§ Aim of the exercise
If an entry holds a picture, drop the picture but restate the entry word for word.

===== Material shown

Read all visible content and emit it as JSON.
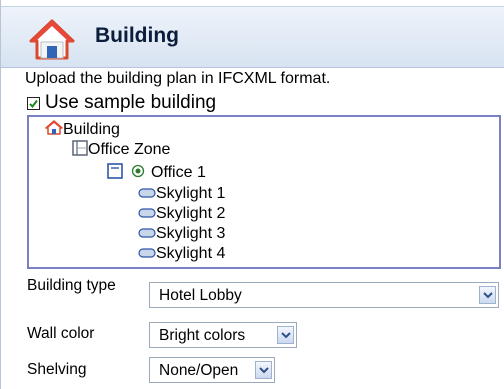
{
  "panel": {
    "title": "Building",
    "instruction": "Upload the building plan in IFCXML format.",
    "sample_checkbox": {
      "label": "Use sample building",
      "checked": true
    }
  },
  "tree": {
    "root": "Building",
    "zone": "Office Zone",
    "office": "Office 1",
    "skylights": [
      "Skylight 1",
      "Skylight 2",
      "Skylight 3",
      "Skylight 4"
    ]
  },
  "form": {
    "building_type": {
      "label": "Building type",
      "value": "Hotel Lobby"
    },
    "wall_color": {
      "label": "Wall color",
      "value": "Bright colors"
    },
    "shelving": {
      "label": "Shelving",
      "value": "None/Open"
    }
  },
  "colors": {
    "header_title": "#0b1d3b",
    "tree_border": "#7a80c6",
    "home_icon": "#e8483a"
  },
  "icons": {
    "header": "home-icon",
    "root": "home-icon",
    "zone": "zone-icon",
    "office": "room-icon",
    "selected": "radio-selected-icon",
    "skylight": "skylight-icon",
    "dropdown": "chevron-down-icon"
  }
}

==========

§ Result of the task
Read all visible content and emit it as JSON.
{
  "panel": {
    "title": "Building",
    "instruction": "Upload the building plan in IFCXML format.",
    "sample_checkbox": {
      "label": "Use sample building",
      "checked": true
    }
  },
  "tree": {
    "root": "Building",
    "zone": "Office Zone",
    "office": "Office 1",
    "skylights": [
      "Skylight 1",
      "Skylight 2",
      "Skylight 3",
      "Skylight 4"
    ]
  },
  "form": {
    "building_type": {
      "label": "Building type",
      "value": "Hotel Lobby"
    },
    "wall_color": {
      "label": "Wall color",
      "value": "Bright colors"
    },
    "shelving": {
      "label": "Shelving",
      "value": "None/Open"
    }
  },
  "colors": {
    "header_title": "#0b1d3b",
    "tree_border": "#7a80c6",
    "home_icon": "#e8483a"
  },
  "icons": {
    "header": "home-icon",
    "root": "home-icon",
    "zone": "zone-icon",
    "office": "room-icon",
    "selected": "radio-selected-icon",
    "skylight": "skylight-icon",
    "dropdown": "chevron-down-icon"
  }
}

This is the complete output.